[Dataset rows describing interfaces]
- - -

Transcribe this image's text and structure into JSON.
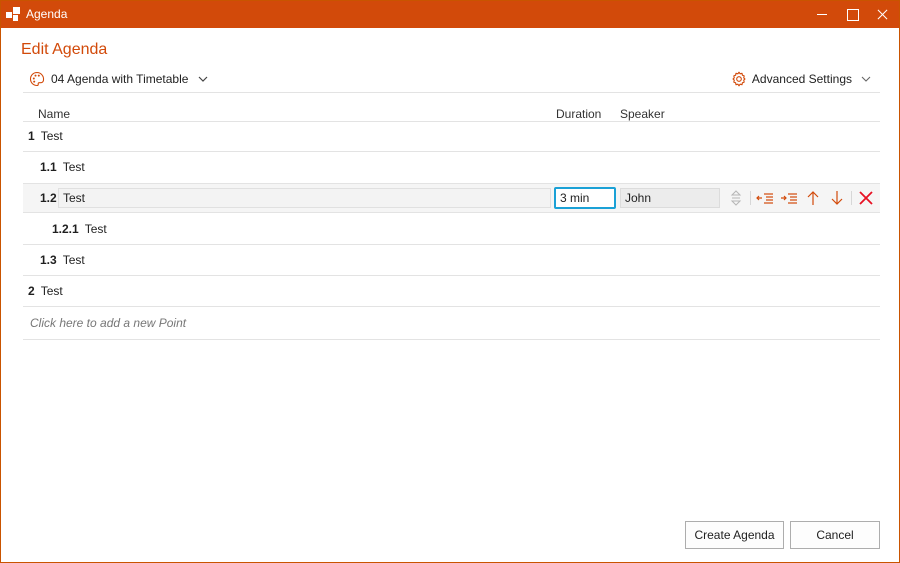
{
  "window": {
    "title": "Agenda"
  },
  "heading": "Edit Agenda",
  "template": {
    "label": "04 Agenda with Timetable",
    "icon": "palette-icon"
  },
  "advanced_settings": {
    "label": "Advanced Settings",
    "icon": "gear-icon"
  },
  "columns": {
    "name": "Name",
    "duration": "Duration",
    "speaker": "Speaker"
  },
  "rows": [
    {
      "num": "1",
      "title": "Test"
    },
    {
      "num": "1.1",
      "title": "Test"
    },
    {
      "num": "1.2",
      "title": "Test",
      "duration": "3 min",
      "speaker": "John",
      "selected": true
    },
    {
      "num": "1.2.1",
      "title": "Test"
    },
    {
      "num": "1.3",
      "title": "Test"
    },
    {
      "num": "2",
      "title": "Test"
    }
  ],
  "add_point_placeholder": "Click here to add a new Point",
  "buttons": {
    "create": "Create Agenda",
    "cancel": "Cancel"
  },
  "colors": {
    "accent": "#d24a0a",
    "focus": "#1ba1d6",
    "delete": "#e81123"
  }
}
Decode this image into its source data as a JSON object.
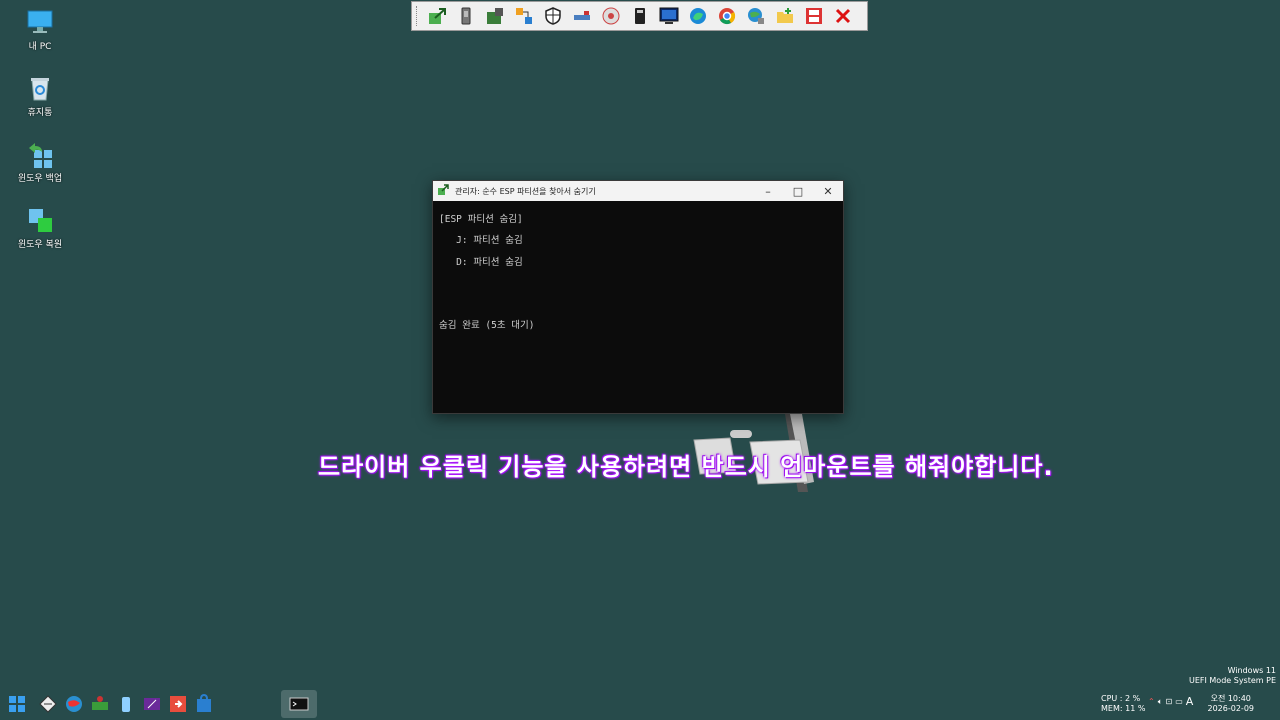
{
  "desktop": {
    "icons": [
      {
        "label": "내 PC"
      },
      {
        "label": "휴지통"
      },
      {
        "label": "윈도우 백업"
      },
      {
        "label": "윈도우 복원"
      }
    ]
  },
  "toolbar": {
    "icons": [
      "share-icon",
      "usb-drive-icon",
      "hardware-icon",
      "network-share-icon",
      "shield-icon",
      "network-icon",
      "disk-icon",
      "memory-card-icon",
      "monitor-icon",
      "edge-icon",
      "chrome-icon",
      "globe-icon",
      "folder-add-icon",
      "film-icon",
      "close-icon"
    ]
  },
  "window": {
    "title": "관리자:  순수 ESP 파티션을 찾아서 숨기기",
    "minimize": "–",
    "maximize": "□",
    "close": "✕",
    "lines": [
      "[ESP 파티션 숨김]",
      "   J: 파티션 숨김",
      "   D: 파티션 숨김",
      "",
      "",
      "숨김 완료 (5초 대기)"
    ]
  },
  "caption": "드라이버 우클릭 기능을 사용하려면 반드시 언마운트를 해줘야합니다.",
  "os_info": {
    "line1": "Windows 11",
    "line2": "UEFI Mode System PE"
  },
  "tray": {
    "cpu": "CPU :   2 %",
    "mem": "MEM:  11 %",
    "time": "오전 10:40",
    "date": "2026-02-09",
    "ime": "A"
  },
  "colors": {
    "desktop_bg": "#274b4b",
    "caption_glow": "#b020ff"
  }
}
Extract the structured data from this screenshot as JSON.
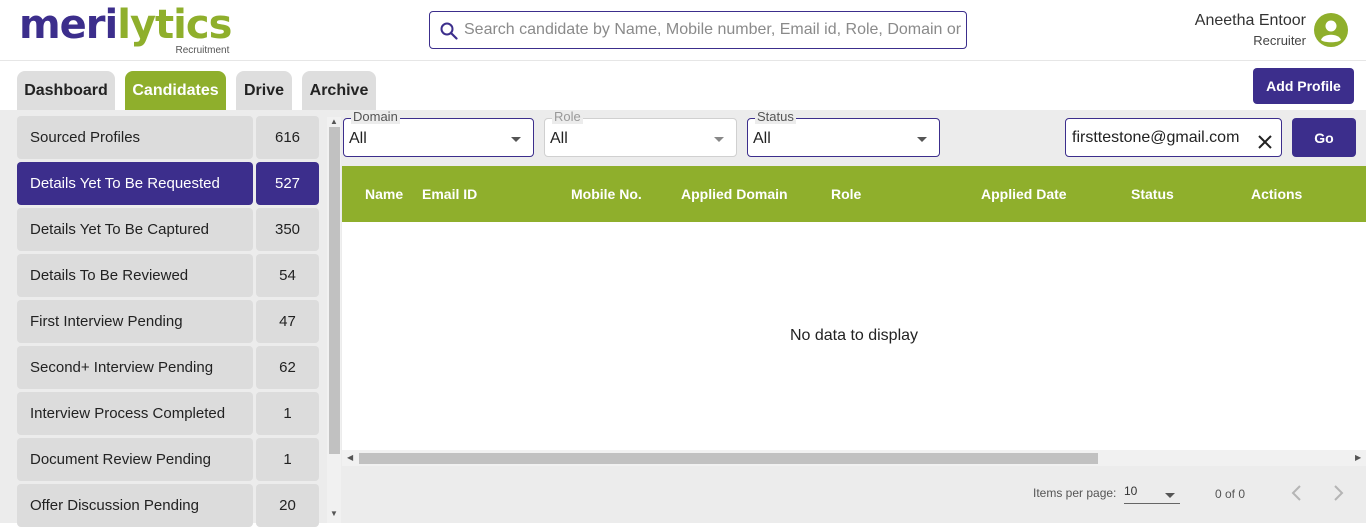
{
  "logo": {
    "part1": "meri",
    "part2": "lytics",
    "sub": "Recruitment",
    "colors": {
      "primary": "#3c2e8c",
      "accent": "#8faf2c"
    }
  },
  "search": {
    "placeholder": "Search candidate by Name, Mobile number, Email id, Role, Domain or S",
    "icon": "search-icon"
  },
  "user": {
    "name": "Aneetha Entoor",
    "role": "Recruiter",
    "icon": "account-circle-icon"
  },
  "tabs": [
    {
      "label": "Dashboard",
      "active": false
    },
    {
      "label": "Candidates",
      "active": true
    },
    {
      "label": "Drive",
      "active": false
    },
    {
      "label": "Archive",
      "active": false
    }
  ],
  "add_profile_label": "Add Profile",
  "stats": [
    {
      "label": "Sourced Profiles",
      "count": "616"
    },
    {
      "label": "Details Yet To Be Requested",
      "count": "527",
      "active": true
    },
    {
      "label": "Details Yet To Be Captured",
      "count": "350"
    },
    {
      "label": "Details To Be Reviewed",
      "count": "54"
    },
    {
      "label": "First Interview Pending",
      "count": "47"
    },
    {
      "label": "Second+ Interview Pending",
      "count": "62"
    },
    {
      "label": "Interview Process Completed",
      "count": "1"
    },
    {
      "label": "Document Review Pending",
      "count": "1"
    },
    {
      "label": "Offer Discussion Pending",
      "count": "20"
    }
  ],
  "filters": {
    "domain": {
      "label": "Domain",
      "value": "All"
    },
    "role": {
      "label": "Role",
      "value": "All"
    },
    "status": {
      "label": "Status",
      "value": "All"
    },
    "email_value": "firsttestone@gmail.com",
    "go_label": "Go"
  },
  "table": {
    "columns": [
      "Name",
      "Email ID",
      "Mobile No.",
      "Applied Domain",
      "Role",
      "Applied Date",
      "Status",
      "Actions"
    ],
    "empty_message": "No data to display"
  },
  "paginator": {
    "items_label": "Items per page:",
    "page_size": "10",
    "range": "0 of 0"
  }
}
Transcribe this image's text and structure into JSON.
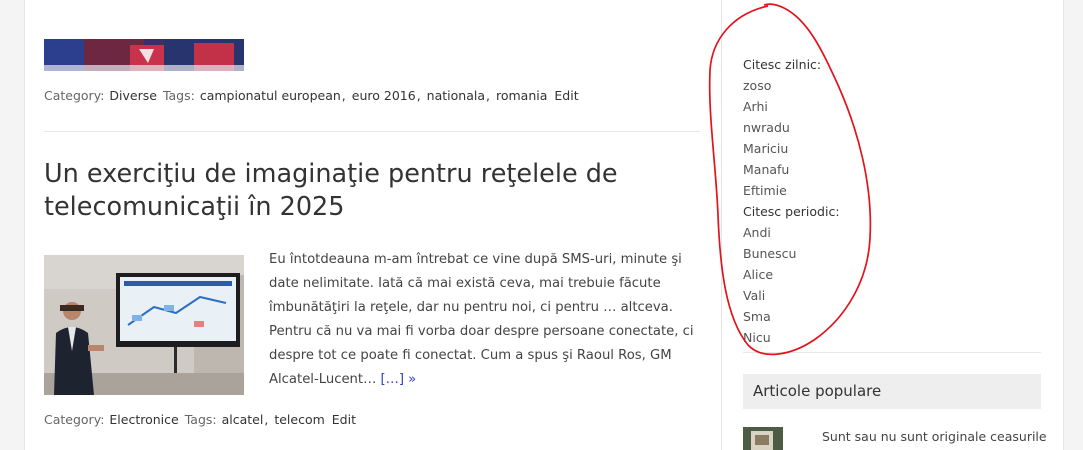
{
  "posts": {
    "prev": {
      "category_label": "Category:",
      "category": "Diverse",
      "tags_label": "Tags:",
      "tags": [
        "campionatul european",
        "euro 2016",
        "nationala",
        "romania"
      ],
      "edit": "Edit"
    },
    "current": {
      "title": "Un exerciţiu de imaginaţie pentru reţelele de telecomunicaţii în 2025",
      "excerpt": "Eu întotdeauna m-am întrebat ce vine după SMS-uri, minute şi date nelimitate. Iată că mai există ceva, mai trebuie făcute îmbunătăţiri la reţele, dar nu pentru noi, ci pentru … altceva. Pentru că nu va mai fi vorba doar despre persoane conectate, ci despre tot ce poate fi conectat. Cum a spus şi Raoul Ros, GM Alcatel-Lucent…",
      "read_more": "[…] »",
      "category_label": "Category:",
      "category": "Electronice",
      "tags_label": "Tags:",
      "tags": [
        "alcatel",
        "telecom"
      ],
      "edit": "Edit"
    }
  },
  "sidebar": {
    "daily_heading": "Citesc zilnic:",
    "daily": [
      "zoso",
      "Arhi",
      "nwradu",
      "Mariciu",
      "Manafu",
      "Eftimie"
    ],
    "periodic_heading": "Citesc periodic:",
    "periodic": [
      "Andi",
      "Bunescu",
      "Alice",
      "Vali",
      "Sma",
      "Nicu"
    ],
    "popular_title": "Articole populare",
    "popular_first": "Sunt sau nu sunt originale ceasurile"
  },
  "colors": {
    "link_accent": "#2a3fbf",
    "annotation_red": "#e3121b",
    "widget_header_bg": "#eeeeee"
  }
}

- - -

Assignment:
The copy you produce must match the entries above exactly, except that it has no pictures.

Solved problem:
Transcribe this image's text and structure into JSON.
{
  "window": {
    "title": "Agenda"
  },
  "heading": "Edit Agenda",
  "template": {
    "label": "04 Agenda with Timetable",
    "icon": "palette-icon"
  },
  "advanced_settings": {
    "label": "Advanced Settings",
    "icon": "gear-icon"
  },
  "columns": {
    "name": "Name",
    "duration": "Duration",
    "speaker": "Speaker"
  },
  "rows": [
    {
      "num": "1",
      "title": "Test"
    },
    {
      "num": "1.1",
      "title": "Test"
    },
    {
      "num": "1.2",
      "title": "Test",
      "duration": "3 min",
      "speaker": "John",
      "selected": true
    },
    {
      "num": "1.2.1",
      "title": "Test"
    },
    {
      "num": "1.3",
      "title": "Test"
    },
    {
      "num": "2",
      "title": "Test"
    }
  ],
  "add_point_placeholder": "Click here to add a new Point",
  "buttons": {
    "create": "Create Agenda",
    "cancel": "Cancel"
  },
  "colors": {
    "accent": "#d24a0a",
    "focus": "#1ba1d6",
    "delete": "#e81123"
  }
}
Decode this image into its source data as a JSON object.
{
  "desktop": {
    "icons": [
      {
        "label": "내 PC"
      },
      {
        "label": "휴지통"
      },
      {
        "label": "윈도우 백업"
      },
      {
        "label": "윈도우 복원"
      }
    ]
  },
  "toolbar": {
    "icons": [
      "share-icon",
      "usb-drive-icon",
      "hardware-icon",
      "network-share-icon",
      "shield-icon",
      "network-icon",
      "disk-icon",
      "memory-card-icon",
      "monitor-icon",
      "edge-icon",
      "chrome-icon",
      "globe-icon",
      "folder-add-icon",
      "film-icon",
      "close-icon"
    ]
  },
  "window": {
    "title": "관리자:  순수 ESP 파티션을 찾아서 숨기기",
    "minimize": "–",
    "maximize": "□",
    "close": "✕",
    "lines": [
      "[ESP 파티션 숨김]",
      "   J: 파티션 숨김",
      "   D: 파티션 숨김",
      "",
      "",
      "숨김 완료 (5초 대기)"
    ]
  },
  "caption": "드라이버 우클릭 기능을 사용하려면 반드시 언마운트를 해줘야합니다.",
  "os_info": {
    "line1": "Windows 11",
    "line2": "UEFI Mode System PE"
  },
  "tray": {
    "cpu": "CPU :   2 %",
    "mem": "MEM:  11 %",
    "time": "오전 10:40",
    "date": "2026-02-09",
    "ime": "A"
  },
  "colors": {
    "desktop_bg": "#274b4b",
    "caption_glow": "#b020ff"
  }
}
Extract the structured data from this screenshot as JSON.
{
  "logo": {
    "part1": "meri",
    "part2": "lytics",
    "sub": "Recruitment",
    "colors": {
      "primary": "#3c2e8c",
      "accent": "#8faf2c"
    }
  },
  "search": {
    "placeholder": "Search candidate by Name, Mobile number, Email id, Role, Domain or S",
    "icon": "search-icon"
  },
  "user": {
    "name": "Aneetha Entoor",
    "role": "Recruiter",
    "icon": "account-circle-icon"
  },
  "tabs": [
    {
      "label": "Dashboard",
      "active": false
    },
    {
      "label": "Candidates",
      "active": true
    },
    {
      "label": "Drive",
      "active": false
    },
    {
      "label": "Archive",
      "active": false
    }
  ],
  "add_profile_label": "Add Profile",
  "stats": [
    {
      "label": "Sourced Profiles",
      "count": "616"
    },
    {
      "label": "Details Yet To Be Requested",
      "count": "527",
      "active": true
    },
    {
      "label": "Details Yet To Be Captured",
      "count": "350"
    },
    {
      "label": "Details To Be Reviewed",
      "count": "54"
    },
    {
      "label": "First Interview Pending",
      "count": "47"
    },
    {
      "label": "Second+ Interview Pending",
      "count": "62"
    },
    {
      "label": "Interview Process Completed",
      "count": "1"
    },
    {
      "label": "Document Review Pending",
      "count": "1"
    },
    {
      "label": "Offer Discussion Pending",
      "count": "20"
    }
  ],
  "filters": {
    "domain": {
      "label": "Domain",
      "value": "All"
    },
    "role": {
      "label": "Role",
      "value": "All"
    },
    "status": {
      "label": "Status",
      "value": "All"
    },
    "email_value": "firsttestone@gmail.com",
    "go_label": "Go"
  },
  "table": {
    "columns": [
      "Name",
      "Email ID",
      "Mobile No.",
      "Applied Domain",
      "Role",
      "Applied Date",
      "Status",
      "Actions"
    ],
    "empty_message": "No data to display"
  },
  "paginator": {
    "items_label": "Items per page:",
    "page_size": "10",
    "range": "0 of 0"
  }
}
Transcribe this image's text and structure into JSON.
{
  "posts": {
    "prev": {
      "category_label": "Category:",
      "category": "Diverse",
      "tags_label": "Tags:",
      "tags": [
        "campionatul european",
        "euro 2016",
        "nationala",
        "romania"
      ],
      "edit": "Edit"
    },
    "current": {
      "title": "Un exerciţiu de imaginaţie pentru reţelele de telecomunicaţii în 2025",
      "excerpt": "Eu întotdeauna m-am întrebat ce vine după SMS-uri, minute şi date nelimitate. Iată că mai există ceva, mai trebuie făcute îmbunătăţiri la reţele, dar nu pentru noi, ci pentru … altceva. Pentru că nu va mai fi vorba doar despre persoane conectate, ci despre tot ce poate fi conectat. Cum a spus şi Raoul Ros, GM Alcatel-Lucent…",
      "read_more": "[…] »",
      "category_label": "Category:",
      "category": "Electronice",
      "tags_label": "Tags:",
      "tags": [
        "alcatel",
        "telecom"
      ],
      "edit": "Edit"
    }
  },
  "sidebar": {
    "daily_heading": "Citesc zilnic:",
    "daily": [
      "zoso",
      "Arhi",
      "nwradu",
      "Mariciu",
      "Manafu",
      "Eftimie"
    ],
    "periodic_heading": "Citesc periodic:",
    "periodic": [
      "Andi",
      "Bunescu",
      "Alice",
      "Vali",
      "Sma",
      "Nicu"
    ],
    "popular_title": "Articole populare",
    "popular_first": "Sunt sau nu sunt originale ceasurile"
  },
  "colors": {
    "link_accent": "#2a3fbf",
    "annotation_red": "#e3121b",
    "widget_header_bg": "#eeeeee"
  }
}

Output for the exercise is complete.